I think my producivity today has left me dry for inspiration. I've been a domestic gal, doing four loads of laundry, dusting, cleaning the bathroom, and vacuuming. So enough of the physical work, and now for some blogging. As much as I would like to write about clothes and fashion the whole time, I won't, because then my page will be just like everyone else's, trying to prove to be some fashion guru, which, let's be honest, I'm not. I'm not a fashionista, a socialite, a photographer, or a profound music expert. I just like to think, to write, to explain and inform. So now to inform.


I was reading some articles today from the American Dietetic Association and came across an article about tomatoes. Tomatoes are one of my favorite vegetables, aside from the potato which really doesn't count since it's starch. But it turns out that they are more than just a delicious and low-cal snack. They are the largest source of dietary lycopene, which is a powerhouse antioxidant, and isn't as easily destroyed when cooked like others.

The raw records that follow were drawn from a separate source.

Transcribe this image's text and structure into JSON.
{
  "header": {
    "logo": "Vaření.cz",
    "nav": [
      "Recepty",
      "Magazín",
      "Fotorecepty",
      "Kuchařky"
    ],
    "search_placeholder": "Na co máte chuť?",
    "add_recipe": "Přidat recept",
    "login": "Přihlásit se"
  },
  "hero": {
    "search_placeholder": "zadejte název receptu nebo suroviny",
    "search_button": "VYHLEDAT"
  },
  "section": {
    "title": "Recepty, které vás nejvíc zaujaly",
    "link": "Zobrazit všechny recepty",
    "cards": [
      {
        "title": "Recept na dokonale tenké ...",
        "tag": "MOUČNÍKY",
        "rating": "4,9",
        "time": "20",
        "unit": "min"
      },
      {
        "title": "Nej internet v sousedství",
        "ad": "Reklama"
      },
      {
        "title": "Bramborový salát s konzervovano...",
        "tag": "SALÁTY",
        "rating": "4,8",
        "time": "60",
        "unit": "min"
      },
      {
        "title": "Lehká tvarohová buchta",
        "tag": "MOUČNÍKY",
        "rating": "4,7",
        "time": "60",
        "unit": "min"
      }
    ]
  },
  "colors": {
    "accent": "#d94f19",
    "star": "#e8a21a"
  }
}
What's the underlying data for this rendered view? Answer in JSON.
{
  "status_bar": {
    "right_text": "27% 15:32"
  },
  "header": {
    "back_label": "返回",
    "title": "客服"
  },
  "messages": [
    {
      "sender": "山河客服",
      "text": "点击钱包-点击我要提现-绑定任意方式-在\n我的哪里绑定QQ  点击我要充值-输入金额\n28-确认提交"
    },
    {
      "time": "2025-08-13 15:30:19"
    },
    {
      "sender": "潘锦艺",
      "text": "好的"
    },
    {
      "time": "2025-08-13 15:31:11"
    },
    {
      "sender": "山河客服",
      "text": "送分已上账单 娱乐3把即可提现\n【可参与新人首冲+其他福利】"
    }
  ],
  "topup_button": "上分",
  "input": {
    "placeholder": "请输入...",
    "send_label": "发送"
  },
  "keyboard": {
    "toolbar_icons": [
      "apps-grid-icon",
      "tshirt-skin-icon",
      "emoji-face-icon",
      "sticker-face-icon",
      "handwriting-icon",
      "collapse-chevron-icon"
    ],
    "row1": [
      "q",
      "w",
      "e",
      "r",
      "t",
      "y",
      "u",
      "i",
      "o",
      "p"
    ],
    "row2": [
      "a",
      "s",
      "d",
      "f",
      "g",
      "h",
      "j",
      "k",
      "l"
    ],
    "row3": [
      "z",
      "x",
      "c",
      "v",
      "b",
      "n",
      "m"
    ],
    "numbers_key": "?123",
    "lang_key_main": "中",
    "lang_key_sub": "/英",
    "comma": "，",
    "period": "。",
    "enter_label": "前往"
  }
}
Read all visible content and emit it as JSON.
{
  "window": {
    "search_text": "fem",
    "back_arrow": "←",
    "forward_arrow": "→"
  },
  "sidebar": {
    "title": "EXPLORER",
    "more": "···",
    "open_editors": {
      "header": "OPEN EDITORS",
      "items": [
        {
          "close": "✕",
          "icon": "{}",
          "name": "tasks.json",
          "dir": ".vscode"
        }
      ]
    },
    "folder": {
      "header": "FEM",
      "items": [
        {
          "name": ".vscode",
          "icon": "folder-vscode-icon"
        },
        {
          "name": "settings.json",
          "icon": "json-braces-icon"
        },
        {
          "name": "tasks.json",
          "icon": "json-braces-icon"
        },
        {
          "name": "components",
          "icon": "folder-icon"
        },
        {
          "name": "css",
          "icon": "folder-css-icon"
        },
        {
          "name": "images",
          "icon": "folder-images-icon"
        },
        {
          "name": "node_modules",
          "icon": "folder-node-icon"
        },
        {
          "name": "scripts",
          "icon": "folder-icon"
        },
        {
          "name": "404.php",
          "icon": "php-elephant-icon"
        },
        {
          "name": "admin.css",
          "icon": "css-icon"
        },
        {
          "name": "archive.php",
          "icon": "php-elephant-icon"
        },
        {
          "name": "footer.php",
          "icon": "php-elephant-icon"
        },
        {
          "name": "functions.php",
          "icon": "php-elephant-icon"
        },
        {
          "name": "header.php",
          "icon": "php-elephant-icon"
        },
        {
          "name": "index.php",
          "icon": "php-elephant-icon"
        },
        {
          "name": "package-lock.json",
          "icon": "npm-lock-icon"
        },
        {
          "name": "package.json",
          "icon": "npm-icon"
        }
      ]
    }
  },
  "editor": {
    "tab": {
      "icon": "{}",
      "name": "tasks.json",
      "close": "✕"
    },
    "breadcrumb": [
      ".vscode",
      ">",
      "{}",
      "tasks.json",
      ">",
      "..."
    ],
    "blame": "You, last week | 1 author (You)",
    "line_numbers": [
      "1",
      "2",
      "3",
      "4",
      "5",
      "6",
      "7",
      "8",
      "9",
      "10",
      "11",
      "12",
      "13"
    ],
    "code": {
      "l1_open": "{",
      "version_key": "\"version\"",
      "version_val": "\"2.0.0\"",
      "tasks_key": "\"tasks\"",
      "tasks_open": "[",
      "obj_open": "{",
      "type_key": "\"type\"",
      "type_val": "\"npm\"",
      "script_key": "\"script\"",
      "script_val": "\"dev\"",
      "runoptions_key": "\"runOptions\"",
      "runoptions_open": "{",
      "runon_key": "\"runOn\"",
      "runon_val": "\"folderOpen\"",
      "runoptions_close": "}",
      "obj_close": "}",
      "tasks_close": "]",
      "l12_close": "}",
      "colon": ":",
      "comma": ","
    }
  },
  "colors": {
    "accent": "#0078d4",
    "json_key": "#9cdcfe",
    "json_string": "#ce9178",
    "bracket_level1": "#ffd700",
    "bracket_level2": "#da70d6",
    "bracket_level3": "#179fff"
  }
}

Now I'm sure that everyone has heard of antioxidants, and if it weren't for taking nutrition and health I wouldn't know what exactly they were. They are molecules that are capable of inhibiting oxidation. Without getting too chemically descriptive, which is something I'm really not fond of, oxidation reactions can produce free radicals, and free radicals cause damage to cells. AKA, it aids in aging, which is something that I don't think anyone really embraces. Additionally it helps in lowering certain cancer risks and cardiovascular disease. So enough terminology. Tomatoes are one of the most consumed vegetables, in pasta, ketchup, salad, and other things. Some of my personal favorite tomato snacks:
  • tomato and mozerella salad with vinaigrette
  • tomatoes and cucumbers with light ranch
  • tomato and bacon (without the fat!) pasta with parmesan cheese
  • fried green tomatoes, of course! Although, not one of the healthier options
All these options are pretty light, and equally delicious if I must say. Eat up!

Now playing: Measuring Cups by Andrew Bird. Hear it.

For now.
Elizabeth